Heat the oil in the pan and add the sliced white parts of the onion and garlic (slice, rather than chop the garlic as it's nice to bite on the tender cooked garlic later). Fry for a minute or so keeping a close eye on it so it doesn't burn. Add the green beans and fry for another minute or so. (Optional, I like my beans slightly crunchy when stir fried but if you like your beans to be well cooked, add some water here so they steam slightly before adding the prawns. Just allow it to evaporate before continuing.)
Add in the prawns and chilli and fry for a minute or so, in the meantime, mix the soy, sesame oil, sugar, cornflour and 1 tbsp of water. Pour into the pan and stir fry to coat and help cook the prawns and beans. Add more water if liked for more sauce and to cook the beans a little more if liked. Serve when the prawns are cooked through sprinkled with the chopped green part of the spring onion if liked.
I've always wanted to cook with snake beans (also called yard long beans) which are such a traditional Chinese ingredient but I've never found fresh looking examples for sale in my local oriental supermarkets also they are allegedly much more difficult than green beans to cook well. I'm not sure and if you have any experience in cooking with them, please let me know. In any case, my super fresh, organic, 0 food miles green beans were delicious.

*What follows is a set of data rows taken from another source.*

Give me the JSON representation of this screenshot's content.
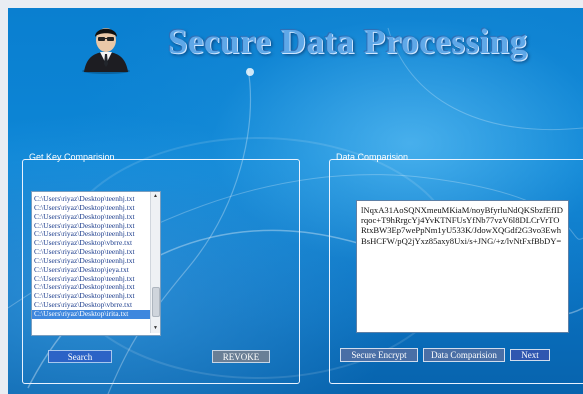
{
  "app": {
    "title": "Secure Data Processing"
  },
  "get_key_panel": {
    "label": "Get Key Comparision",
    "files": [
      "C:\\Users\\riyaz\\Desktop\\teenhj.txt",
      "C:\\Users\\riyaz\\Desktop\\teenhj.txt",
      "C:\\Users\\riyaz\\Desktop\\teenhj.txt",
      "C:\\Users\\riyaz\\Desktop\\teenhj.txt",
      "C:\\Users\\riyaz\\Desktop\\teenhj.txt",
      "C:\\Users\\riyaz\\Desktop\\vbrre.txt",
      "C:\\Users\\riyaz\\Desktop\\teenhj.txt",
      "C:\\Users\\riyaz\\Desktop\\teenhj.txt",
      "C:\\Users\\riyaz\\Desktop\\jeya.txt",
      "C:\\Users\\riyaz\\Desktop\\teenhj.txt",
      "C:\\Users\\riyaz\\Desktop\\teenhj.txt",
      "C:\\Users\\riyaz\\Desktop\\teenhj.txt",
      "C:\\Users\\riyaz\\Desktop\\vbrre.txt",
      "C:\\Users\\riyaz\\Desktop\\irita.txt"
    ],
    "selected_index": 13,
    "search_label": "Search",
    "revoke_label": "REVOKE"
  },
  "data_panel": {
    "label": "Data Comparision",
    "text": "lNqxA31AoSQNXmeuMKiaM/noyBfyrluNdQKSbzfEfIDrqoc+T9hRrgcYj4YvKTNFUsYfNb77vzV6l8DLCrVrTORtxBW3Ep7wePpNm1yU533K/JdowXQGdf2G3vo3EwhBsHCFW/pQ2jYxz85axy8Uxi/s+JNG/+z/lvNtFxfBbDY=",
    "encrypt_label": "Secure Encrypt",
    "compare_label": "Data Comparision",
    "next_label": "Next"
  },
  "colors": {
    "background": "#0b7fd0",
    "selected_row": "#3e87de",
    "search_button": "#2c63c6",
    "revoke_button": "#6a7f96"
  },
  "icons": {
    "avatar": "businessman-icon"
  }
}
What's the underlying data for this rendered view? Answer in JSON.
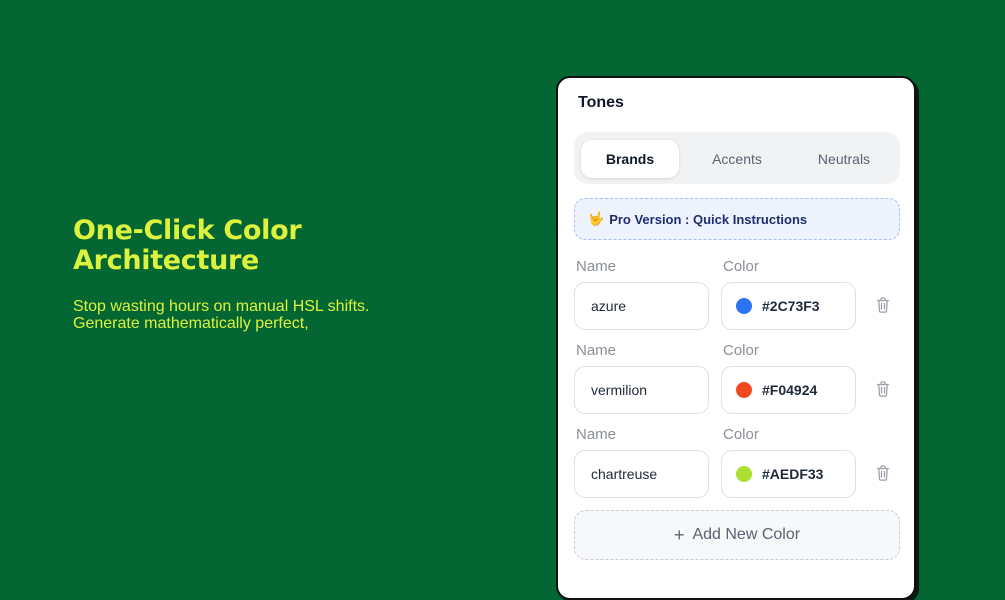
{
  "hero": {
    "title": "One-Click Color Architecture",
    "subtitle": "Stop wasting hours on manual HSL shifts. Generate mathematically perfect,"
  },
  "panel": {
    "title": "Tones",
    "tabs": [
      {
        "label": "Brands",
        "active": true
      },
      {
        "label": "Accents",
        "active": false
      },
      {
        "label": "Neutrals",
        "active": false
      }
    ],
    "pro_banner": {
      "icon": "🤟",
      "text": "Pro Version : Quick Instructions"
    },
    "colors": [
      {
        "name_label": "Name",
        "color_label": "Color",
        "name": "azure",
        "hex": "#2C73F3",
        "swatch": "#2C73F3"
      },
      {
        "name_label": "Name",
        "color_label": "Color",
        "name": "vermilion",
        "hex": "#F04924",
        "swatch": "#F04924"
      },
      {
        "name_label": "Name",
        "color_label": "Color",
        "name": "chartreuse",
        "hex": "#AEDF33",
        "swatch": "#AEDF33"
      }
    ],
    "add_button": {
      "icon": "+",
      "label": "Add New Color"
    }
  },
  "theme": {
    "background": "#046633",
    "accent": "#DDF23D"
  }
}
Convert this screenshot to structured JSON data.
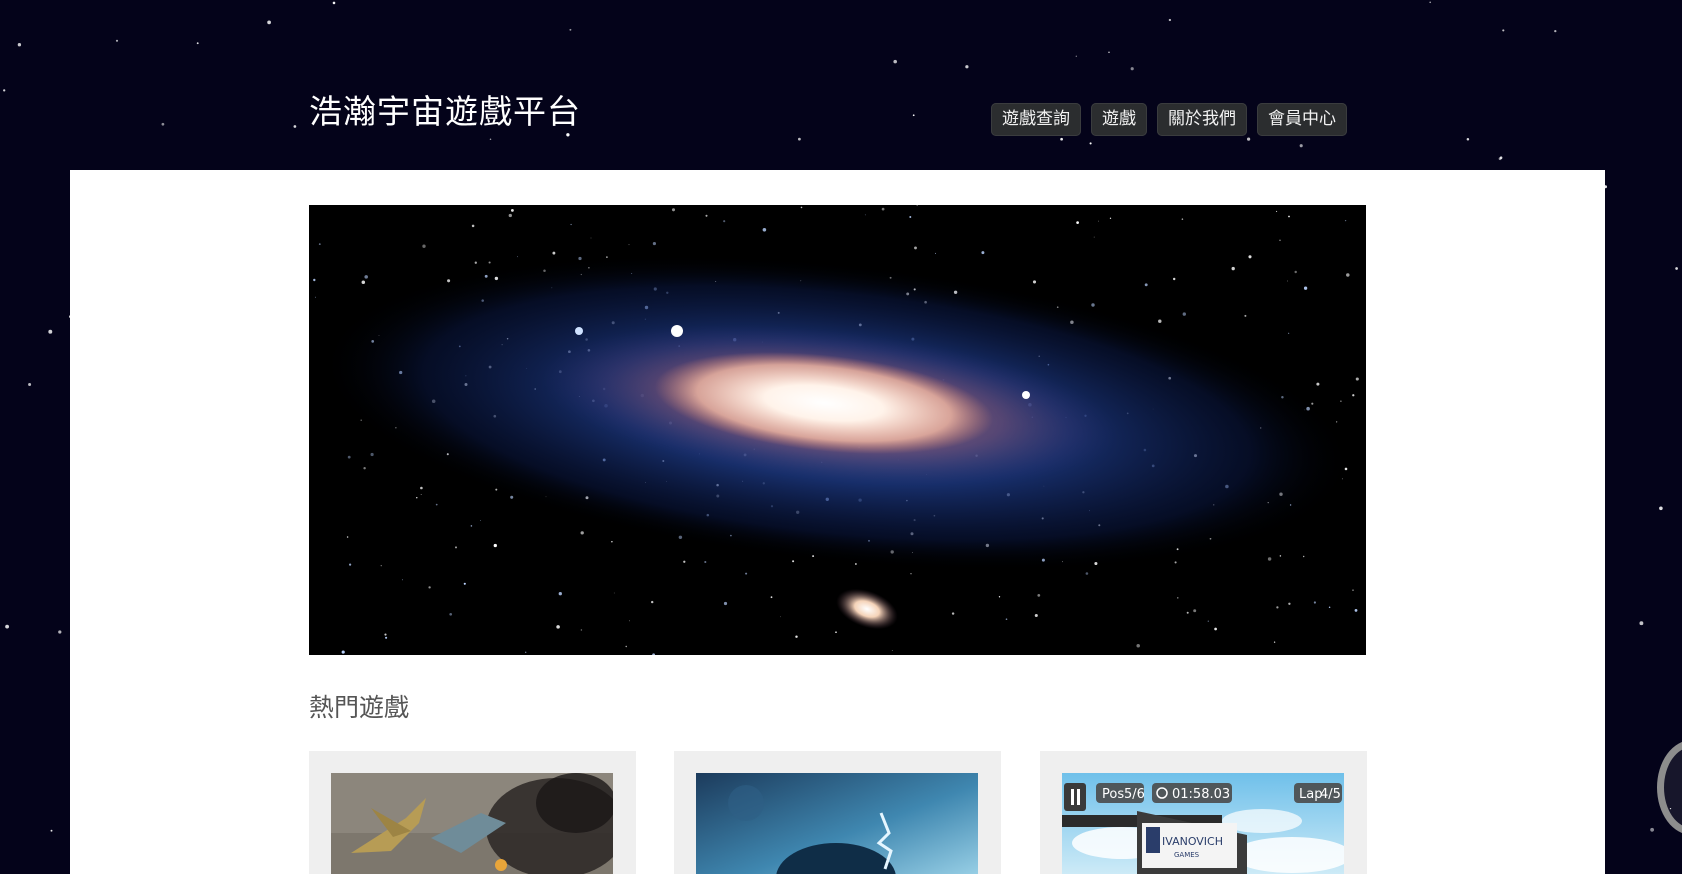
{
  "header": {
    "site_title": "浩瀚宇宙遊戲平台"
  },
  "nav": {
    "items": [
      "遊戲查詢",
      "遊戲",
      "關於我們",
      "會員中心"
    ]
  },
  "hero": {
    "alt": "galaxy banner"
  },
  "section": {
    "popular_title": "熱門遊戲"
  },
  "games": [
    {
      "alt": "jet fighter game"
    },
    {
      "alt": "underwater game"
    },
    {
      "alt": "racing game",
      "hud_pos_label": "Pos",
      "hud_pos_value": "5/6",
      "hud_time": "01:58.03",
      "hud_lap_label": "Lap",
      "hud_lap_value": "4/5",
      "sign_brand": "IVANOVICH",
      "sign_sub": "GAMES"
    }
  ],
  "colors": {
    "space_bg": "#04031a",
    "panel_bg": "#ffffff",
    "nav_bg": "#2b2d2f",
    "card_bg": "#efefef"
  }
}
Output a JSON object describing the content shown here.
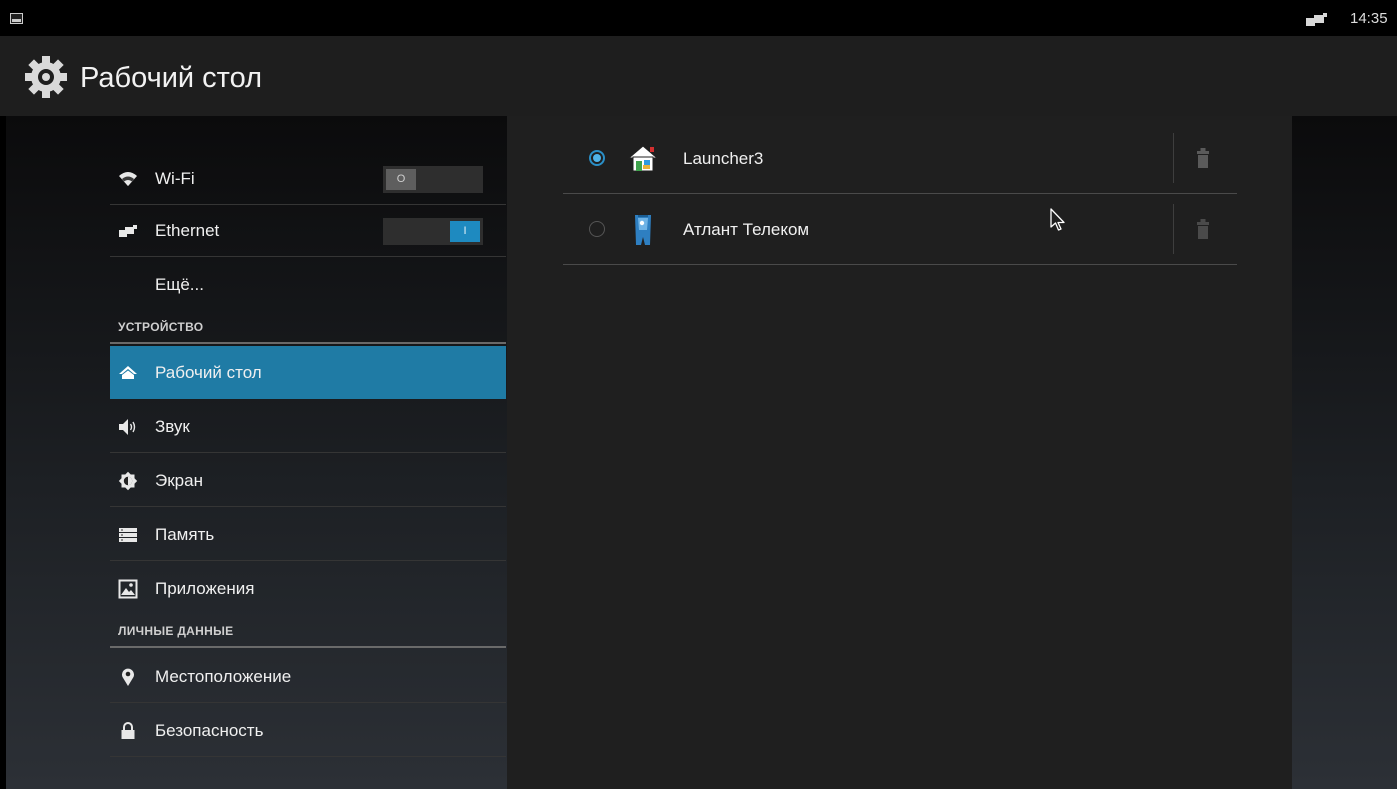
{
  "status_bar": {
    "notification_icon": "screenshot-icon",
    "network_icon": "ethernet-icon",
    "time": "14:35"
  },
  "action_bar": {
    "icon": "gear-icon",
    "title": "Рабочий стол"
  },
  "sidebar": {
    "wifi": {
      "icon": "wifi-icon",
      "label": "Wi-Fi",
      "toggle_text": "O",
      "toggle_state": "off"
    },
    "ethernet": {
      "icon": "ethernet-icon",
      "label": "Ethernet",
      "toggle_text": "I",
      "toggle_state": "on"
    },
    "more": {
      "label": "Ещё..."
    },
    "section_device": "УСТРОЙСТВО",
    "device_items": [
      {
        "icon": "home-icon",
        "label": "Рабочий стол",
        "active": true
      },
      {
        "icon": "sound-icon",
        "label": "Звук"
      },
      {
        "icon": "brightness-icon",
        "label": "Экран"
      },
      {
        "icon": "storage-icon",
        "label": "Память"
      },
      {
        "icon": "apps-icon",
        "label": "Приложения"
      }
    ],
    "section_personal": "ЛИЧНЫЕ ДАННЫЕ",
    "personal_items": [
      {
        "icon": "location-icon",
        "label": "Местоположение"
      },
      {
        "icon": "lock-icon",
        "label": "Безопасность"
      }
    ]
  },
  "launchers": [
    {
      "name": "Launcher3",
      "icon": "launcher3-icon",
      "selected": true,
      "delete_icon": "trash-icon"
    },
    {
      "name": "Атлант Телеком",
      "icon": "atlant-telecom-icon",
      "selected": false,
      "delete_icon": "trash-icon"
    }
  ],
  "colors": {
    "accent": "#1f7ba5",
    "radio_selected": "#4fb3e8",
    "toggle_on": "#1e8ac0"
  }
}
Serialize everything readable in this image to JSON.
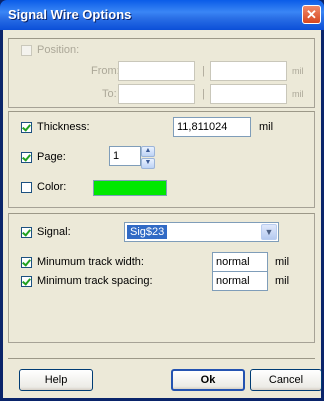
{
  "window": {
    "title": "Signal Wire Options",
    "close_glyph": "✕"
  },
  "position_group": {
    "checkbox_label": "Position:",
    "checked": false,
    "enabled": false,
    "from_label": "From:",
    "to_label": "To:",
    "separator": "|",
    "unit": "mil",
    "from_x": "",
    "from_y": "",
    "to_x": "",
    "to_y": ""
  },
  "properties_group": {
    "thickness": {
      "label": "Thickness:",
      "checked": true,
      "value": "11,811024",
      "unit": "mil"
    },
    "page": {
      "label": "Page:",
      "checked": true,
      "value": "1"
    },
    "color": {
      "label": "Color:",
      "checked": false,
      "swatch_color": "#00e800"
    }
  },
  "signal_group": {
    "signal": {
      "label": "Signal:",
      "checked": true,
      "selected": "Sig$23"
    },
    "min_track_width": {
      "label": "Minumum track width:",
      "checked": true,
      "value": "normal",
      "unit": "mil"
    },
    "min_track_spacing": {
      "label": "Minimum track spacing:",
      "checked": true,
      "value": "normal",
      "unit": "mil"
    }
  },
  "buttons": {
    "help": "Help",
    "ok": "Ok",
    "cancel": "Cancel"
  }
}
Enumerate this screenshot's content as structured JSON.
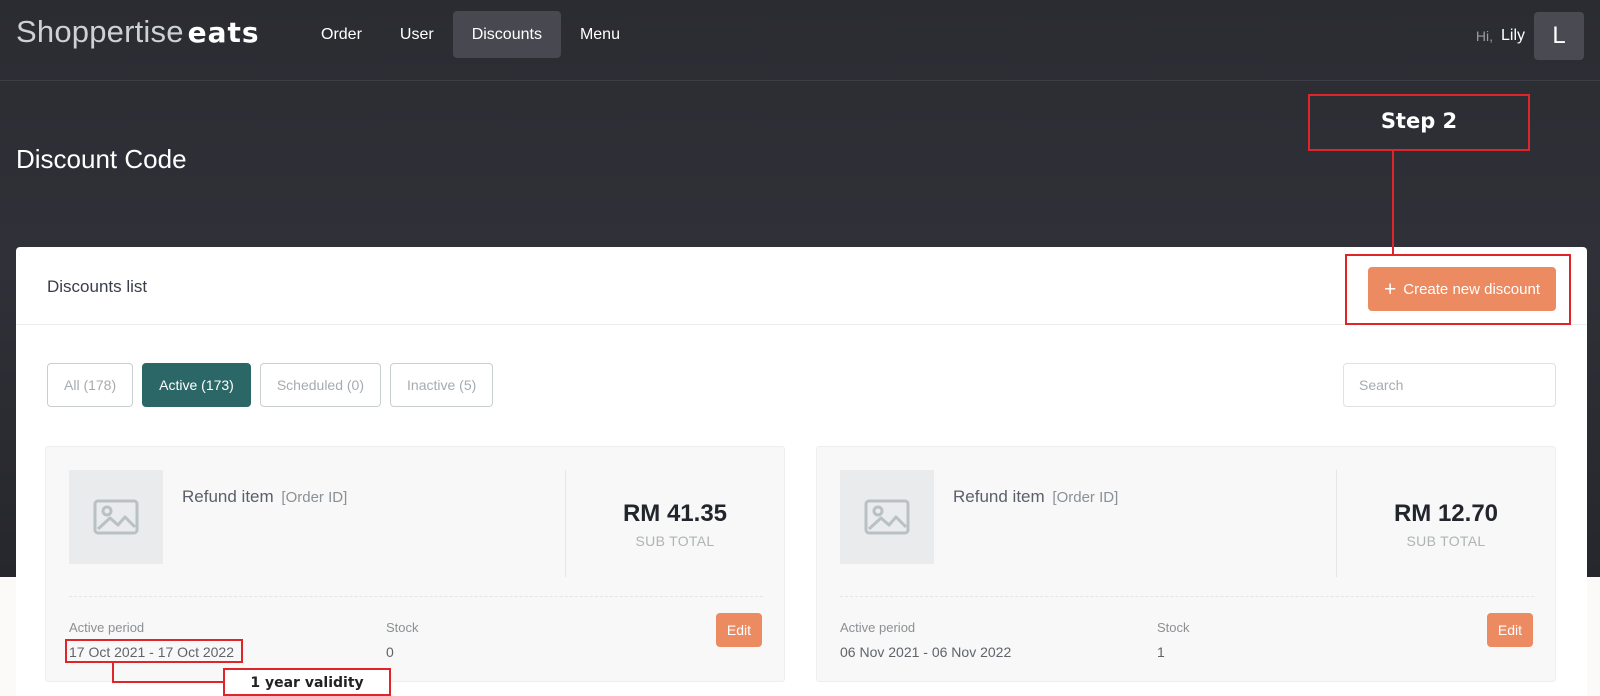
{
  "brand": {
    "light": "Shoppertise",
    "bold": "eats"
  },
  "nav": {
    "items": [
      {
        "label": "Order"
      },
      {
        "label": "User"
      },
      {
        "label": "Discounts"
      },
      {
        "label": "Menu"
      }
    ],
    "active": "Discounts"
  },
  "user": {
    "greeting": "Hi,",
    "name": "Lily",
    "initial": "L"
  },
  "page": {
    "title": "Discount Code"
  },
  "panel": {
    "title": "Discounts list",
    "create_button": {
      "icon": "plus-icon",
      "label": "Create new discount"
    }
  },
  "filters": [
    {
      "label": "All (178)"
    },
    {
      "label": "Active (173)"
    },
    {
      "label": "Scheduled (0)"
    },
    {
      "label": "Inactive (5)"
    }
  ],
  "active_filter": "Active (173)",
  "search": {
    "placeholder": "Search",
    "value": ""
  },
  "cards": [
    {
      "title": "Refund item",
      "subtitle": "[Order ID]",
      "image_icon": "image-placeholder-icon",
      "price": "RM 41.35",
      "price_label": "SUB TOTAL",
      "period_label": "Active period",
      "period": "17 Oct 2021 - 17 Oct 2022",
      "stock_label": "Stock",
      "stock": "0",
      "edit_label": "Edit"
    },
    {
      "title": "Refund item",
      "subtitle": "[Order ID]",
      "image_icon": "image-placeholder-icon",
      "price": "RM 12.70",
      "price_label": "SUB TOTAL",
      "period_label": "Active period",
      "period": "06 Nov 2021 - 06 Nov 2022",
      "stock_label": "Stock",
      "stock": "1",
      "edit_label": "Edit"
    }
  ],
  "annotations": {
    "step": "Step 2",
    "validity": "1 year validity",
    "color": "#e0252a"
  },
  "colors": {
    "accent": "#ec8a62",
    "active_filter": "#2b6767",
    "header_bg": "#2b2c32"
  }
}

Linked up to real food Fridays.
Linked up to pick and mix Fridays